Stored items —

Content starts

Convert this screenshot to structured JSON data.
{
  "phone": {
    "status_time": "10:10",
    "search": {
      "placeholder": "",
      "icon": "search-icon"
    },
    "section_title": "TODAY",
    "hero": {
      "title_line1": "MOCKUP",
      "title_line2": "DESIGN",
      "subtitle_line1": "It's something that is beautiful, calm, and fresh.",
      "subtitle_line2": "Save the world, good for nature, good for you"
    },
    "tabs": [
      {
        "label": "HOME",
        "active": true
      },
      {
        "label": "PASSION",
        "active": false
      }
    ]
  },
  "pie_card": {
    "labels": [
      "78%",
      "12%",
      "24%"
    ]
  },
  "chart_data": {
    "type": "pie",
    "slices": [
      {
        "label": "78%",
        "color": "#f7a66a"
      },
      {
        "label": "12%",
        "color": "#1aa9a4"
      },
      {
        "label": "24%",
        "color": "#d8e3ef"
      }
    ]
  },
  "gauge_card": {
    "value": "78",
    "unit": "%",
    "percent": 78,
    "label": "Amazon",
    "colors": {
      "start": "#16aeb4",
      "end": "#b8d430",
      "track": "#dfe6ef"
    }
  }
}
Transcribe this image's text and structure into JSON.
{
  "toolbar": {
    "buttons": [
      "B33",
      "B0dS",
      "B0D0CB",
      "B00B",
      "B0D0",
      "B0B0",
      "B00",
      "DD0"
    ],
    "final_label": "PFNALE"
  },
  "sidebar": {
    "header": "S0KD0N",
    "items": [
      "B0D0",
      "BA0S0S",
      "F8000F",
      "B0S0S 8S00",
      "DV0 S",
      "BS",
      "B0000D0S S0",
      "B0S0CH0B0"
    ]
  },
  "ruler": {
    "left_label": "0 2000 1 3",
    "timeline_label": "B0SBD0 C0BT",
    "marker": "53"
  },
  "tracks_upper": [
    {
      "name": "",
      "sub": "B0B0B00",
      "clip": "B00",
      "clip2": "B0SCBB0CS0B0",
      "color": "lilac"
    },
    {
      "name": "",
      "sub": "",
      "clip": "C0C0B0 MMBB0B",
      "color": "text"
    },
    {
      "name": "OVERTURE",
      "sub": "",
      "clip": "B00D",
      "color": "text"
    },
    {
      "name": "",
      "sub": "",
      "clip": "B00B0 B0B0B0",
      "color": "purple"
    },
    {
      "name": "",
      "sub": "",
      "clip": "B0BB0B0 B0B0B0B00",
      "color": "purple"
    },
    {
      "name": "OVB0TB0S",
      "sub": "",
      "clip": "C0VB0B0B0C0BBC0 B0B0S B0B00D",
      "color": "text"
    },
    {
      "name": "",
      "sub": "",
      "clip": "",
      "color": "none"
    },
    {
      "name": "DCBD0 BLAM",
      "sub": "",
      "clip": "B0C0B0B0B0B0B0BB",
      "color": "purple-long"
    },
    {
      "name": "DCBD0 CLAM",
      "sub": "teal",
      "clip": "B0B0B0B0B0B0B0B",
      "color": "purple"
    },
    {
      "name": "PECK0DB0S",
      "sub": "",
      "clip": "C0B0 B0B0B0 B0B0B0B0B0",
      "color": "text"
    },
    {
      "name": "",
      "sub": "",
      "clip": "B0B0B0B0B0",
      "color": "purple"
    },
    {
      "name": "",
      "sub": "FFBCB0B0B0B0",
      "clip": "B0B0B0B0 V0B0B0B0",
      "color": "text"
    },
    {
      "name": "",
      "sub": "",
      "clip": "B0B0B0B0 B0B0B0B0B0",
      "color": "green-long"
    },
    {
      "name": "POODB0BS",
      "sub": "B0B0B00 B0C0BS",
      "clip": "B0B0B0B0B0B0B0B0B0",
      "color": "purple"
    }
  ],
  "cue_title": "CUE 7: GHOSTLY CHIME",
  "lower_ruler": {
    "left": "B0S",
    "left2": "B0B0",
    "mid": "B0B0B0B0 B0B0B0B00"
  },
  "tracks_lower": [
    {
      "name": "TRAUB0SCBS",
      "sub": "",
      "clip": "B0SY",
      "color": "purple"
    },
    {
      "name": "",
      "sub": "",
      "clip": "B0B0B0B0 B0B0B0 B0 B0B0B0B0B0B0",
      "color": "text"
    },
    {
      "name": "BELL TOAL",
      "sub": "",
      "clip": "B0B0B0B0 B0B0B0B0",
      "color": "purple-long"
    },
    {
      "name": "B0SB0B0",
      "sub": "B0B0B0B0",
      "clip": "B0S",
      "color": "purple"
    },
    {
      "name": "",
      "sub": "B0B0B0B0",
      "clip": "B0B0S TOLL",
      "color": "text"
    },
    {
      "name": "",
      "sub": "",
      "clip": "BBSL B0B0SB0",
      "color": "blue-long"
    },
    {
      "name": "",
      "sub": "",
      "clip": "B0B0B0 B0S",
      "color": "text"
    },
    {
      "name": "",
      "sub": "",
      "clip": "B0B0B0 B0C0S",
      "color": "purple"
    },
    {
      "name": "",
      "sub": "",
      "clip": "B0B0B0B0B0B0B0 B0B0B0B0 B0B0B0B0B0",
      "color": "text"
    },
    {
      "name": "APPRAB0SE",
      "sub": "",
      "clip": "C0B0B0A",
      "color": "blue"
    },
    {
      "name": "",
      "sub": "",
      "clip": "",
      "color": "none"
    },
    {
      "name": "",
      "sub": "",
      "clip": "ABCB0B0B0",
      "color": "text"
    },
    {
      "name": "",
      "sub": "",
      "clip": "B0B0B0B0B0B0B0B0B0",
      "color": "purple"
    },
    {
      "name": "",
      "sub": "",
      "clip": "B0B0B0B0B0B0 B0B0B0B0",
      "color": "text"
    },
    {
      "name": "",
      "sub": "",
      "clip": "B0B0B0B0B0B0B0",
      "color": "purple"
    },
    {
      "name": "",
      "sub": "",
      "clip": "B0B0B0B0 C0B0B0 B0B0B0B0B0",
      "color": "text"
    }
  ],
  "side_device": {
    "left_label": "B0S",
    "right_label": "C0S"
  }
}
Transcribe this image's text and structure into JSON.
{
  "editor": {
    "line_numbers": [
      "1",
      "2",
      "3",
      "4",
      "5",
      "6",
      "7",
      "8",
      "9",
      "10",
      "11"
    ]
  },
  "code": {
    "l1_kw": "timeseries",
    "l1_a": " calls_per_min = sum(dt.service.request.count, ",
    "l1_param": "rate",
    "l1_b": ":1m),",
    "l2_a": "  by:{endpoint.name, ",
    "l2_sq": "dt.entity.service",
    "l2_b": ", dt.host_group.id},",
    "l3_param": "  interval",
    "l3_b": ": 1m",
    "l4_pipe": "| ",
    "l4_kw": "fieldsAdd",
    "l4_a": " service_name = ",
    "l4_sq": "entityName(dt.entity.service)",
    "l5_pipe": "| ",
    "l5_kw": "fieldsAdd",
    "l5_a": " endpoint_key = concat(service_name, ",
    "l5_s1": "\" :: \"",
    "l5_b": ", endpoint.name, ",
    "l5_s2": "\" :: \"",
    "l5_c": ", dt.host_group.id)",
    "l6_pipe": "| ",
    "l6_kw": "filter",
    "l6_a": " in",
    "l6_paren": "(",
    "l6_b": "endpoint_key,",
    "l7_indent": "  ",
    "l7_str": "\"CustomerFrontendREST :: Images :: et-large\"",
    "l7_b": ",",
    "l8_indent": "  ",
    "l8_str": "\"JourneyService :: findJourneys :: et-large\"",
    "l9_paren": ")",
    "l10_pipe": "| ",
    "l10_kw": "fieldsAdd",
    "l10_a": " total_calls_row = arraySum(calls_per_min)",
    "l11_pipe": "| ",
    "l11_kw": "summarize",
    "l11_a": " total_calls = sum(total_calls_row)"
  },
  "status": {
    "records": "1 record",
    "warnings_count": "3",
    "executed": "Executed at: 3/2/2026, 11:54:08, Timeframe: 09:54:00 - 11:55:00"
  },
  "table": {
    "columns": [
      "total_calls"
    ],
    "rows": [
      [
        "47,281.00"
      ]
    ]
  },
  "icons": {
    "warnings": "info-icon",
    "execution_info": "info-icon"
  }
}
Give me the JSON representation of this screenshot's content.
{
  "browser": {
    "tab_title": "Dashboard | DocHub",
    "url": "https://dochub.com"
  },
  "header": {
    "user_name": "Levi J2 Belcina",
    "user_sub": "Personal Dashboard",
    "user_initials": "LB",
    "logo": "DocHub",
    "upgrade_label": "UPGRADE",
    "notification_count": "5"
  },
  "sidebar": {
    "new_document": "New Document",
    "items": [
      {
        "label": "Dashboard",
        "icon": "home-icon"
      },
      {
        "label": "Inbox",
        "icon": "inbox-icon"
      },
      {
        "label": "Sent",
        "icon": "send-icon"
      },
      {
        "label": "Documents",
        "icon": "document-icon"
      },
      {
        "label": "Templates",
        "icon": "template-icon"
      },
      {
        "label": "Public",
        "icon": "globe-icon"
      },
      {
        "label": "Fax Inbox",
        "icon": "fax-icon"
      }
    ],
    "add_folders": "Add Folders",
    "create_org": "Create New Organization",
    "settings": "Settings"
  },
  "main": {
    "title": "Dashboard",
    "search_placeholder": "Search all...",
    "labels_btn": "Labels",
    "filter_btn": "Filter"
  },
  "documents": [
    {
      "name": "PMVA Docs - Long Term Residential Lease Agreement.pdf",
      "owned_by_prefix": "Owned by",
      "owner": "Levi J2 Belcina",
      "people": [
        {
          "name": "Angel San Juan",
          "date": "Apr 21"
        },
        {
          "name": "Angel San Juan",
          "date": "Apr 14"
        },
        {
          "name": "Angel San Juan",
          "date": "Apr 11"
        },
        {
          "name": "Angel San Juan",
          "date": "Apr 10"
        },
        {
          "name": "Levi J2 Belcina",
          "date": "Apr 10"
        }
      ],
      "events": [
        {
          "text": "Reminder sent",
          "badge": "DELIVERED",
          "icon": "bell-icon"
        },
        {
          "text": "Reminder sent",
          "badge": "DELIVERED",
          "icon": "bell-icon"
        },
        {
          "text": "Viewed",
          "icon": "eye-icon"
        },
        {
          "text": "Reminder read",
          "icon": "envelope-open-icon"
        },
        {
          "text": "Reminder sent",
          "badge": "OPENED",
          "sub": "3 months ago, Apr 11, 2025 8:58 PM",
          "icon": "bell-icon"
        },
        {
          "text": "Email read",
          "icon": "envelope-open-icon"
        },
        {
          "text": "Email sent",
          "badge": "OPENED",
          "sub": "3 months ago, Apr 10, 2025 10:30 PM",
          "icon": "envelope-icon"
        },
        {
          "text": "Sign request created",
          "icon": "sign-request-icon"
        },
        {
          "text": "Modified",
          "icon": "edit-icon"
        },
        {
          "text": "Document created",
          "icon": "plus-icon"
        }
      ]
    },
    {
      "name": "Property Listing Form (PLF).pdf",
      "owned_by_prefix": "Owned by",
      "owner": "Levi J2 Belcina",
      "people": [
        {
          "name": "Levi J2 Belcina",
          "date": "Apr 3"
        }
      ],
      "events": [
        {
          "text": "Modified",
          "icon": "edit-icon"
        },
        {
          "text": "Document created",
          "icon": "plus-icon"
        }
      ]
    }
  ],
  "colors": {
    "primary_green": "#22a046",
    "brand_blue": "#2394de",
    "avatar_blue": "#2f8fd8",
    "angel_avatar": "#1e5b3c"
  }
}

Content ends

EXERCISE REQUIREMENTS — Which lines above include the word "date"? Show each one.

COMPLETED EXERCISE —
          "date": "Apr 21"
          "date": "Apr 14"
          "date": "Apr 11"
          "date": "Apr 10"
          "date": "Apr 10"
          "date": "Apr 3"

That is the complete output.